As they map areas that might be inundated, the team shares the information with Civil Defense officials so that sensible guidelines can be developed. Of special concern is Honolulu, where, because there is no record of damaging local tsunamis, there is no existing planned response to a large Big Island earthquake.

“We'll get all this work done within a year,” Fryer says. “Let's hope that's soon enough.”

Tsunamis from the margins of the Pacific have caused the most damage in Hawai'i. UHM Professor of Civil Engineering Michelle Teng and Professor of Ocean and Resources Engineering Kwok Fai Cheung are developing a software package to predict tsunami run-up and inundation patterns under different distant earthquake/tsunami scenarios, with funding from the Hawai'i Sea Grant College Program and Joint Institute for Marine and Atmospheric Research. A large wave tank provides laboratory data on wave run-up.

A new survey of the effects of the 1946 distant tsunami in the Marquesas Islands produced surprises. “The waves were far larger than they had been in Hawai'i, even though the Marquesas are a lot farther away,” Fryer says. “The waves were huge, averaging 20 feet and reaching as much as 65 feet in narrow valleys. It looks like a very narrow beam of extremely high waves was projected across the Pacific. The largest waves must have just missed Hawai'i but hit the Marquesas dead center.”

Just as researchers think they are solving the tsunami puzzle, new information raises new questions.
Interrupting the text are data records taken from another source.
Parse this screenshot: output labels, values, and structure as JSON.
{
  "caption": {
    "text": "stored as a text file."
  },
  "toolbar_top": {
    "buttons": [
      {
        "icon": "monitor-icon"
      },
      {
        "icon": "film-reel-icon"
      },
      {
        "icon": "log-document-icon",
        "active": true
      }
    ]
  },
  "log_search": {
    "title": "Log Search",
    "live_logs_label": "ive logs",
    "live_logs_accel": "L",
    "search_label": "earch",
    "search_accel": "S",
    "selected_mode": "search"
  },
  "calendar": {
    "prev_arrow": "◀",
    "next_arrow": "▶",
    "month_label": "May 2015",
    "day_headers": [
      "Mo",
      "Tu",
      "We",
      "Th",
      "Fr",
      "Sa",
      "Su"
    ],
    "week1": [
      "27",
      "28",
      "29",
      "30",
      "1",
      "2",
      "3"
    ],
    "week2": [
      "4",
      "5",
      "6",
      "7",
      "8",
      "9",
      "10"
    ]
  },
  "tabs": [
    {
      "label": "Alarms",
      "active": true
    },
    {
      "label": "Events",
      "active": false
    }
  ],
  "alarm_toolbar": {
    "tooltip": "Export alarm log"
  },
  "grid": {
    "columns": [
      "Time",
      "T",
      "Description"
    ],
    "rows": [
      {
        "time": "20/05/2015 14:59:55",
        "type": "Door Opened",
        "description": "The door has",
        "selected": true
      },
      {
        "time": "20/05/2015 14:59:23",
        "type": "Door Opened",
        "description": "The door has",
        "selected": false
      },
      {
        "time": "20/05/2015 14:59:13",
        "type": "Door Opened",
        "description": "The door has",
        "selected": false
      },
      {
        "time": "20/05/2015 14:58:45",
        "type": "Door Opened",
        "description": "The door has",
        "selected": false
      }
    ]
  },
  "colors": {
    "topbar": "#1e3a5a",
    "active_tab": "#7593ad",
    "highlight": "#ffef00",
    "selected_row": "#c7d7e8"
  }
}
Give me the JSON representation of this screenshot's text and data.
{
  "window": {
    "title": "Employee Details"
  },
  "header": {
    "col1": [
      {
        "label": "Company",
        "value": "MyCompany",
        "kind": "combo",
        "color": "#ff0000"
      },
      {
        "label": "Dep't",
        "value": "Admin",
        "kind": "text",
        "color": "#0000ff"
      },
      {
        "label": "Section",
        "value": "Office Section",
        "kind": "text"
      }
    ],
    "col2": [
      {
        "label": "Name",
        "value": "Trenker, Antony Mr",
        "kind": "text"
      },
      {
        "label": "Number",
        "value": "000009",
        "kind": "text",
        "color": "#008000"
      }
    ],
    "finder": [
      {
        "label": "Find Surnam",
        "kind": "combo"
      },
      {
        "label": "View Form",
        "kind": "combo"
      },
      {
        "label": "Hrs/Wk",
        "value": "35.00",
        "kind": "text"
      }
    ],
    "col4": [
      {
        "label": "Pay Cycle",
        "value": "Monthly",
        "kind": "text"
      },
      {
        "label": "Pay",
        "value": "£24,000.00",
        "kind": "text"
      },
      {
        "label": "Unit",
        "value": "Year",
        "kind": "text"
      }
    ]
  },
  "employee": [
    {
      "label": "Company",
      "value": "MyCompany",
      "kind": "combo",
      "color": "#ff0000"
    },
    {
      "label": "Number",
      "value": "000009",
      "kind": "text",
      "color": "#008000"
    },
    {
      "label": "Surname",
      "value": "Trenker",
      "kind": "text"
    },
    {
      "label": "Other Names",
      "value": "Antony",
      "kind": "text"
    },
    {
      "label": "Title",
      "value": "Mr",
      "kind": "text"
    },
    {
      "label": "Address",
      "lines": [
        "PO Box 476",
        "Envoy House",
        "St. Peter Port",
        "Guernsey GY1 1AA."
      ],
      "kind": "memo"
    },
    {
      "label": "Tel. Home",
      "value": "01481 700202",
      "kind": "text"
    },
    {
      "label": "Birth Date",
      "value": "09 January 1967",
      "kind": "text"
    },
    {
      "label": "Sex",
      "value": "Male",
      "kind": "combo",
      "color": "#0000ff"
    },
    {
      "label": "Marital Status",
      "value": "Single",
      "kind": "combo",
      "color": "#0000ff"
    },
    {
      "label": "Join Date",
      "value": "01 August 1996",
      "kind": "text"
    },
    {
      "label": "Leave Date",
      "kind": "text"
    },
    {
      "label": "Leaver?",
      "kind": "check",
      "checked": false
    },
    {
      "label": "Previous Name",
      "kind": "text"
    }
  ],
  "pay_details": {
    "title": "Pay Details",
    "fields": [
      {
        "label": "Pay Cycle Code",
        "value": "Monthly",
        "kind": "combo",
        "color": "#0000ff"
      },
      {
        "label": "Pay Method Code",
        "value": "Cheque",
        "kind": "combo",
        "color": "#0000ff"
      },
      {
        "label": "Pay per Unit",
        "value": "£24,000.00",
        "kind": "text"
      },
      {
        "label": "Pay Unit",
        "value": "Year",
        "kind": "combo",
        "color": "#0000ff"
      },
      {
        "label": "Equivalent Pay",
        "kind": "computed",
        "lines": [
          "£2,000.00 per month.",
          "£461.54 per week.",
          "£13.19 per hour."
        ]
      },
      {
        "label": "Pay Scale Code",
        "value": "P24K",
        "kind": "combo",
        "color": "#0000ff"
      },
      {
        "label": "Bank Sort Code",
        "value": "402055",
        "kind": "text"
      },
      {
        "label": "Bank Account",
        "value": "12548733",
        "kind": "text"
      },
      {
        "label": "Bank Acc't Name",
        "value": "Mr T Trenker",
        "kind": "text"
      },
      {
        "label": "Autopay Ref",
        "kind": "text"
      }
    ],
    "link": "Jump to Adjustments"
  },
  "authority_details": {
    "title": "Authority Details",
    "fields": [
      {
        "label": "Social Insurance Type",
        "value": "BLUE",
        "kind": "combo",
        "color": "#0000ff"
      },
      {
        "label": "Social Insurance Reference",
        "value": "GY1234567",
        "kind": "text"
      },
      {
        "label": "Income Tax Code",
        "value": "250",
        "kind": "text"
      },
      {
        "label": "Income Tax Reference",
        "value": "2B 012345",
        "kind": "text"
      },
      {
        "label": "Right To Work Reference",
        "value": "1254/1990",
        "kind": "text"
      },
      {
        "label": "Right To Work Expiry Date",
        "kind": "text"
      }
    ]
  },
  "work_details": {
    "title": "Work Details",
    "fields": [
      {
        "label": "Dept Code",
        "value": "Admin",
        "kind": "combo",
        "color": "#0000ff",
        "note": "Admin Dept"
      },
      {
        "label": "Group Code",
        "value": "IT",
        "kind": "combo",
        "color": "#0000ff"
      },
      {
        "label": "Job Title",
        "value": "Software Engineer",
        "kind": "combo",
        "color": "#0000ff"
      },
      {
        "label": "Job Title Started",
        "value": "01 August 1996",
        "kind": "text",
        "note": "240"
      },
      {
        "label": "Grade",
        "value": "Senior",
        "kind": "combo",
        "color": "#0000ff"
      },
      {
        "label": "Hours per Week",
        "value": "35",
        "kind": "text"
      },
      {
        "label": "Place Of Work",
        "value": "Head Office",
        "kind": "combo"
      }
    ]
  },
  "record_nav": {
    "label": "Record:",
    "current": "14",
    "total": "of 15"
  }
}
They do agree on one fact—there will be another tsunami.

The whole road, everything was covered with debris. There was a house in the middle of the road. It looked like someone had taken all the furniture out of the house and put it underneath the house and sat the house down on top of it. I wanted to go see it, and they said, “No, no. Don't go over there.” I went anyway, and there was an arm in the debris. ...It was furniture and sticks and rocks and huge boulders and kitchen stuff and people and everything. It was the most amazing destruction I've ever seen.

—Jeanne Branch Johnston describing the aftermath of the April 1, 1946, tsunami in Hilo

Tracy Orillo-Donovan (BA '85, MEd '96 Manoa) is a public information officer in University and Community Relations

Tsunami facts

What does “tsunami” mean?

The Japanese word for “harbor wave” refers to a series of waves traveling across the ocean with extremely long wavelengths (up to hundreds of miles between wave crests in the deep ocean). Tsunamis have no connection with the weather nor with tides.

What causes a tsunami?

They usually result from a sudden rise or fall of a section of the earth's crust under or near the ocean. Volcanic activity and landslides above or below water can also generate tsunamis.

How fast do tsunamis travel?

A tsunami wave in the open ocean can reach speeds greater than 500 miles an hour. Locally-generated tsunamis can reach coastlines in minutes.

How manywaves are in a tsunami?

A tsunami generally consists of a series of waves, often referred to as the tsunami wave train. The amount of time between successive waves, known as the wave period, varies from only a few minutes to more than an hour.

What should I do?

Review evacuation zones and other information in the front pages of the telephone book now. If you are at the beach and feel an earthquake or observe a rapid withdrawal of the sea, head for higher ground immediately. When a tsunami warning is issued, keep telephone lines clear and stay away from low-lying areas.

Information courtesy of the Pacific Tsunami Museum.